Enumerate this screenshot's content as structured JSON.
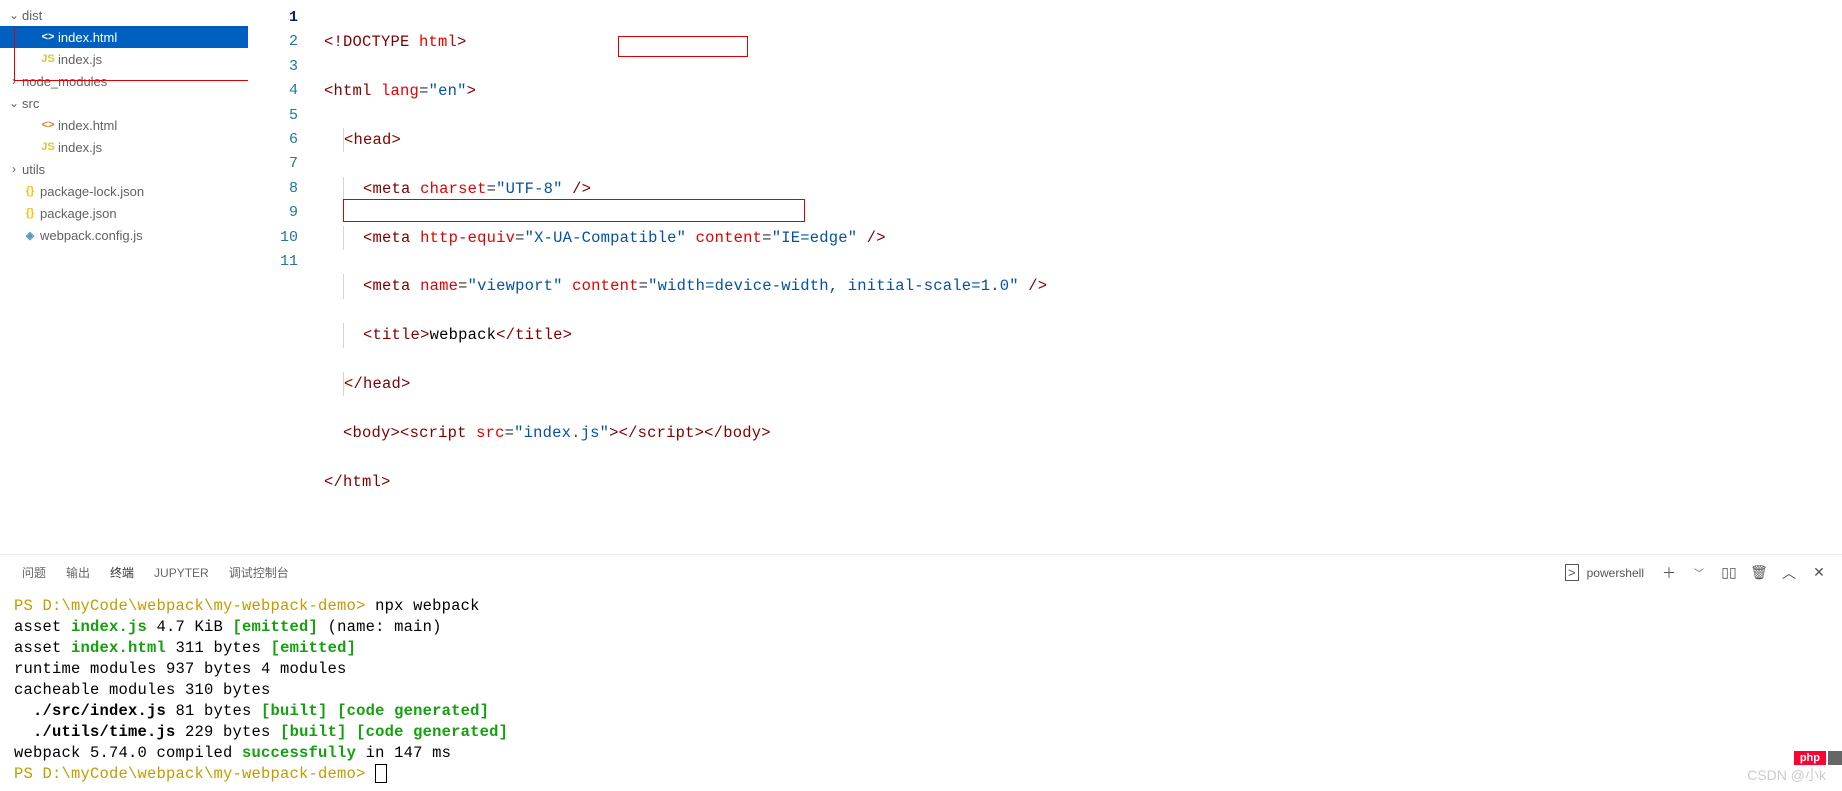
{
  "sidebar": {
    "items": [
      {
        "type": "folder",
        "label": "dist",
        "expanded": true,
        "indent": 0
      },
      {
        "type": "file",
        "label": "index.html",
        "icon": "html",
        "indent": 1,
        "selected": true
      },
      {
        "type": "file",
        "label": "index.js",
        "icon": "js",
        "indent": 1
      },
      {
        "type": "folder",
        "label": "node_modules",
        "expanded": false,
        "indent": 0
      },
      {
        "type": "folder",
        "label": "src",
        "expanded": true,
        "indent": 0
      },
      {
        "type": "file",
        "label": "index.html",
        "icon": "html",
        "indent": 1
      },
      {
        "type": "file",
        "label": "index.js",
        "icon": "js",
        "indent": 1
      },
      {
        "type": "folder",
        "label": "utils",
        "expanded": false,
        "indent": 0
      },
      {
        "type": "file",
        "label": "package-lock.json",
        "icon": "json",
        "indent": 0,
        "rootfile": true
      },
      {
        "type": "file",
        "label": "package.json",
        "icon": "json",
        "indent": 0,
        "rootfile": true
      },
      {
        "type": "file",
        "label": "webpack.config.js",
        "icon": "webpack",
        "indent": 0,
        "rootfile": true
      }
    ]
  },
  "editor": {
    "active_line": 1,
    "lines": [
      "1",
      "2",
      "3",
      "4",
      "5",
      "6",
      "7",
      "8",
      "9",
      "10",
      "11"
    ],
    "code": {
      "l1": {
        "doctype": "<!DOCTYPE ",
        "name": "html",
        "close": ">"
      },
      "l2": {
        "open": "<",
        "tag": "html",
        "sp": " ",
        "attr": "lang",
        "eq": "=",
        "val": "\"en\"",
        "close": ">"
      },
      "l3": {
        "open": "<",
        "tag": "head",
        "close": ">"
      },
      "l4": {
        "open": "<",
        "tag": "meta",
        "sp": " ",
        "attr": "charset",
        "eq": "=",
        "val": "\"UTF-8\"",
        "close": " />"
      },
      "l5": {
        "open": "<",
        "tag": "meta",
        "sp": " ",
        "a1": "http-equiv",
        "e1": "=",
        "v1": "\"X-UA-Compatible\"",
        "sp2": " ",
        "a2": "content",
        "e2": "=",
        "v2": "\"IE=edge\"",
        "close": " />"
      },
      "l6": {
        "open": "<",
        "tag": "meta",
        "sp": " ",
        "a1": "name",
        "e1": "=",
        "v1": "\"viewport\"",
        "sp2": " ",
        "a2": "content",
        "e2": "=",
        "v2": "\"width=device-width, initial-scale=1.0\"",
        "close": " />"
      },
      "l7": {
        "open1": "<",
        "tag1": "title",
        "close1": ">",
        "text": "webpack",
        "open2": "</",
        "tag2": "title",
        "close2": ">"
      },
      "l8": {
        "open": "</",
        "tag": "head",
        "close": ">"
      },
      "l9": {
        "p1": "<",
        "t1": "body",
        "p2": "><",
        "t2": "script",
        "sp": " ",
        "a": "src",
        "e": "=",
        "v": "\"index.js\"",
        "p3": "></",
        "t3": "script",
        "p4": "></",
        "t4": "body",
        "p5": ">"
      },
      "l10": {
        "open": "</",
        "tag": "html",
        "close": ">"
      }
    }
  },
  "panel": {
    "tabs": [
      "问题",
      "输出",
      "终端",
      "JUPYTER",
      "调试控制台"
    ],
    "active_tab": 2,
    "shell_label": "powershell",
    "terminal": {
      "prompt1": "PS D:\\myCode\\webpack\\my-webpack-demo>",
      "cmd1": " npx webpack",
      "l2a": "asset ",
      "l2b": "index.js",
      "l2c": " 4.7 KiB ",
      "l2d": "[emitted]",
      "l2e": " (name: main)",
      "l3a": "asset ",
      "l3b": "index.html",
      "l3c": " 311 bytes ",
      "l3d": "[emitted]",
      "l4": "runtime modules 937 bytes 4 modules",
      "l5": "cacheable modules 310 bytes",
      "l6a": "  ./src/index.js",
      "l6b": " 81 bytes ",
      "l6c": "[built]",
      "l6d": " ",
      "l6e": "[code generated]",
      "l7a": "  ./utils/time.js",
      "l7b": " 229 bytes ",
      "l7c": "[built]",
      "l7d": " ",
      "l7e": "[code generated]",
      "l8a": "webpack 5.74.0 compiled ",
      "l8b": "successfully",
      "l8c": " in 147 ms",
      "prompt2": "PS D:\\myCode\\webpack\\my-webpack-demo> "
    }
  },
  "watermarks": {
    "csdn": "CSDN @小k",
    "php": "php"
  }
}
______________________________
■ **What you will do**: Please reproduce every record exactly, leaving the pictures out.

■ **Task solution**:
Enumerate this screenshot's content as structured JSON.
{
  "sidebar": {
    "items": [
      {
        "type": "folder",
        "label": "dist",
        "expanded": true,
        "indent": 0
      },
      {
        "type": "file",
        "label": "index.html",
        "icon": "html",
        "indent": 1,
        "selected": true
      },
      {
        "type": "file",
        "label": "index.js",
        "icon": "js",
        "indent": 1
      },
      {
        "type": "folder",
        "label": "node_modules",
        "expanded": false,
        "indent": 0
      },
      {
        "type": "folder",
        "label": "src",
        "expanded": true,
        "indent": 0
      },
      {
        "type": "file",
        "label": "index.html",
        "icon": "html",
        "indent": 1
      },
      {
        "type": "file",
        "label": "index.js",
        "icon": "js",
        "indent": 1
      },
      {
        "type": "folder",
        "label": "utils",
        "expanded": false,
        "indent": 0
      },
      {
        "type": "file",
        "label": "package-lock.json",
        "icon": "json",
        "indent": 0,
        "rootfile": true
      },
      {
        "type": "file",
        "label": "package.json",
        "icon": "json",
        "indent": 0,
        "rootfile": true
      },
      {
        "type": "file",
        "label": "webpack.config.js",
        "icon": "webpack",
        "indent": 0,
        "rootfile": true
      }
    ]
  },
  "editor": {
    "active_line": 1,
    "lines": [
      "1",
      "2",
      "3",
      "4",
      "5",
      "6",
      "7",
      "8",
      "9",
      "10",
      "11"
    ],
    "code": {
      "l1": {
        "doctype": "<!DOCTYPE ",
        "name": "html",
        "close": ">"
      },
      "l2": {
        "open": "<",
        "tag": "html",
        "sp": " ",
        "attr": "lang",
        "eq": "=",
        "val": "\"en\"",
        "close": ">"
      },
      "l3": {
        "open": "<",
        "tag": "head",
        "close": ">"
      },
      "l4": {
        "open": "<",
        "tag": "meta",
        "sp": " ",
        "attr": "charset",
        "eq": "=",
        "val": "\"UTF-8\"",
        "close": " />"
      },
      "l5": {
        "open": "<",
        "tag": "meta",
        "sp": " ",
        "a1": "http-equiv",
        "e1": "=",
        "v1": "\"X-UA-Compatible\"",
        "sp2": " ",
        "a2": "content",
        "e2": "=",
        "v2": "\"IE=edge\"",
        "close": " />"
      },
      "l6": {
        "open": "<",
        "tag": "meta",
        "sp": " ",
        "a1": "name",
        "e1": "=",
        "v1": "\"viewport\"",
        "sp2": " ",
        "a2": "content",
        "e2": "=",
        "v2": "\"width=device-width, initial-scale=1.0\"",
        "close": " />"
      },
      "l7": {
        "open1": "<",
        "tag1": "title",
        "close1": ">",
        "text": "webpack",
        "open2": "</",
        "tag2": "title",
        "close2": ">"
      },
      "l8": {
        "open": "</",
        "tag": "head",
        "close": ">"
      },
      "l9": {
        "p1": "<",
        "t1": "body",
        "p2": "><",
        "t2": "script",
        "sp": " ",
        "a": "src",
        "e": "=",
        "v": "\"index.js\"",
        "p3": "></",
        "t3": "script",
        "p4": "></",
        "t4": "body",
        "p5": ">"
      },
      "l10": {
        "open": "</",
        "tag": "html",
        "close": ">"
      }
    }
  },
  "panel": {
    "tabs": [
      "问题",
      "输出",
      "终端",
      "JUPYTER",
      "调试控制台"
    ],
    "active_tab": 2,
    "shell_label": "powershell",
    "terminal": {
      "prompt1": "PS D:\\myCode\\webpack\\my-webpack-demo>",
      "cmd1": " npx webpack",
      "l2a": "asset ",
      "l2b": "index.js",
      "l2c": " 4.7 KiB ",
      "l2d": "[emitted]",
      "l2e": " (name: main)",
      "l3a": "asset ",
      "l3b": "index.html",
      "l3c": " 311 bytes ",
      "l3d": "[emitted]",
      "l4": "runtime modules 937 bytes 4 modules",
      "l5": "cacheable modules 310 bytes",
      "l6a": "  ./src/index.js",
      "l6b": " 81 bytes ",
      "l6c": "[built]",
      "l6d": " ",
      "l6e": "[code generated]",
      "l7a": "  ./utils/time.js",
      "l7b": " 229 bytes ",
      "l7c": "[built]",
      "l7d": " ",
      "l7e": "[code generated]",
      "l8a": "webpack 5.74.0 compiled ",
      "l8b": "successfully",
      "l8c": " in 147 ms",
      "prompt2": "PS D:\\myCode\\webpack\\my-webpack-demo> "
    }
  },
  "watermarks": {
    "csdn": "CSDN @小k",
    "php": "php"
  }
}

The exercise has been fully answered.